* Task goal *
Repeat each line of the material exactly.

───

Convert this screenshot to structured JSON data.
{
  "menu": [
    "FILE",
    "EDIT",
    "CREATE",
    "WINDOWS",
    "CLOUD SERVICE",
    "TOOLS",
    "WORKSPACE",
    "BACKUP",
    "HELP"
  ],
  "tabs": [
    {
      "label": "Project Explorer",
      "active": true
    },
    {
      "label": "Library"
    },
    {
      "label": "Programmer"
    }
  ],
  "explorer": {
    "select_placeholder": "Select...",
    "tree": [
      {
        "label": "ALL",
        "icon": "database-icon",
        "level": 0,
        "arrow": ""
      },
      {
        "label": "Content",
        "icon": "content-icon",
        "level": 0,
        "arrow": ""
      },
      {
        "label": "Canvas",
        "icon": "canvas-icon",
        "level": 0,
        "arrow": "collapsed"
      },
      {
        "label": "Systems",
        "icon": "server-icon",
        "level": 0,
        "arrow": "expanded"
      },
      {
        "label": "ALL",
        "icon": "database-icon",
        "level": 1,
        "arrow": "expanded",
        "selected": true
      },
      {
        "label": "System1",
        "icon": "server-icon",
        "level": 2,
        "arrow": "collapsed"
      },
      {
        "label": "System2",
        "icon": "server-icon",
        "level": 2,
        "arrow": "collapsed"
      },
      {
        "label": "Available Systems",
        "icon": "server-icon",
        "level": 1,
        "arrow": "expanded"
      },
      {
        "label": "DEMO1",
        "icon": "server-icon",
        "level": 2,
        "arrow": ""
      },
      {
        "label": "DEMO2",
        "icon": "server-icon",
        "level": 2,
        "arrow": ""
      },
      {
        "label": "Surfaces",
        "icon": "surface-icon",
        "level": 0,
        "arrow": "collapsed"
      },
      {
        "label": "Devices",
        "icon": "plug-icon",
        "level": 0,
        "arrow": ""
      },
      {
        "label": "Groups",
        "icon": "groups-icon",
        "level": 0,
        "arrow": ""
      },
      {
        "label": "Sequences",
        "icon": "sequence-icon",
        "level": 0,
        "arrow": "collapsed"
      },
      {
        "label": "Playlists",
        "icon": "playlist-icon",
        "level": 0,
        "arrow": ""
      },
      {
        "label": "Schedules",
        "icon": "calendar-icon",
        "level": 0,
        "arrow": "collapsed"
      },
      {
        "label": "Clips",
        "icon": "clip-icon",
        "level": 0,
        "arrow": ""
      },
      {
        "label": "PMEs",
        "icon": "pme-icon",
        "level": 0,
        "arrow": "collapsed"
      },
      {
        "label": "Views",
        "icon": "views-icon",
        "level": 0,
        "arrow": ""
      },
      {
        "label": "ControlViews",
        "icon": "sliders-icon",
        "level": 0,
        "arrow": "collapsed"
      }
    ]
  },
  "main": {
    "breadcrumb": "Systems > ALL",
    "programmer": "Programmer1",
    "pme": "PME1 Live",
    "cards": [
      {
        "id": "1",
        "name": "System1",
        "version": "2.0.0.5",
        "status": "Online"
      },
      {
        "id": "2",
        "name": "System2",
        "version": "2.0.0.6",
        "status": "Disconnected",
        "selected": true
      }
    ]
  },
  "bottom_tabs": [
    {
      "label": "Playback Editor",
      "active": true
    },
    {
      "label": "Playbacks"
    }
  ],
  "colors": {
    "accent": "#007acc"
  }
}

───

* Solution to this exercise *
Convert this screenshot to structured JSON data.
{
  "menu": [
    "FILE",
    "EDIT",
    "CREATE",
    "WINDOWS",
    "CLOUD SERVICE",
    "TOOLS",
    "WORKSPACE",
    "BACKUP",
    "HELP"
  ],
  "tabs": [
    {
      "label": "Project Explorer",
      "active": true
    },
    {
      "label": "Library"
    },
    {
      "label": "Programmer"
    }
  ],
  "explorer": {
    "select_placeholder": "Select...",
    "tree": [
      {
        "label": "ALL",
        "icon": "database-icon",
        "level": 0,
        "arrow": ""
      },
      {
        "label": "Content",
        "icon": "content-icon",
        "level": 0,
        "arrow": ""
      },
      {
        "label": "Canvas",
        "icon": "canvas-icon",
        "level": 0,
        "arrow": "collapsed"
      },
      {
        "label": "Systems",
        "icon": "server-icon",
        "level": 0,
        "arrow": "expanded"
      },
      {
        "label": "ALL",
        "icon": "database-icon",
        "level": 1,
        "arrow": "expanded",
        "selected": true
      },
      {
        "label": "System1",
        "icon": "server-icon",
        "level": 2,
        "arrow": "collapsed"
      },
      {
        "label": "System2",
        "icon": "server-icon",
        "level": 2,
        "arrow": "collapsed"
      },
      {
        "label": "Available Systems",
        "icon": "server-icon",
        "level": 1,
        "arrow": "expanded"
      },
      {
        "label": "DEMO1",
        "icon": "server-icon",
        "level": 2,
        "arrow": ""
      },
      {
        "label": "DEMO2",
        "icon": "server-icon",
        "level": 2,
        "arrow": ""
      },
      {
        "label": "Surfaces",
        "icon": "surface-icon",
        "level": 0,
        "arrow": "collapsed"
      },
      {
        "label": "Devices",
        "icon": "plug-icon",
        "level": 0,
        "arrow": ""
      },
      {
        "label": "Groups",
        "icon": "groups-icon",
        "level": 0,
        "arrow": ""
      },
      {
        "label": "Sequences",
        "icon": "sequence-icon",
        "level": 0,
        "arrow": "collapsed"
      },
      {
        "label": "Playlists",
        "icon": "playlist-icon",
        "level": 0,
        "arrow": ""
      },
      {
        "label": "Schedules",
        "icon": "calendar-icon",
        "level": 0,
        "arrow": "collapsed"
      },
      {
        "label": "Clips",
        "icon": "clip-icon",
        "level": 0,
        "arrow": ""
      },
      {
        "label": "PMEs",
        "icon": "pme-icon",
        "level": 0,
        "arrow": "collapsed"
      },
      {
        "label": "Views",
        "icon": "views-icon",
        "level": 0,
        "arrow": ""
      },
      {
        "label": "ControlViews",
        "icon": "sliders-icon",
        "level": 0,
        "arrow": "collapsed"
      }
    ]
  },
  "main": {
    "breadcrumb": "Systems > ALL",
    "programmer": "Programmer1",
    "pme": "PME1 Live",
    "cards": [
      {
        "id": "1",
        "name": "System1",
        "version": "2.0.0.5",
        "status": "Online"
      },
      {
        "id": "2",
        "name": "System2",
        "version": "2.0.0.6",
        "status": "Disconnected",
        "selected": true
      }
    ]
  },
  "bottom_tabs": [
    {
      "label": "Playback Editor",
      "active": true
    },
    {
      "label": "Playbacks"
    }
  ],
  "colors": {
    "accent": "#007acc"
  }
}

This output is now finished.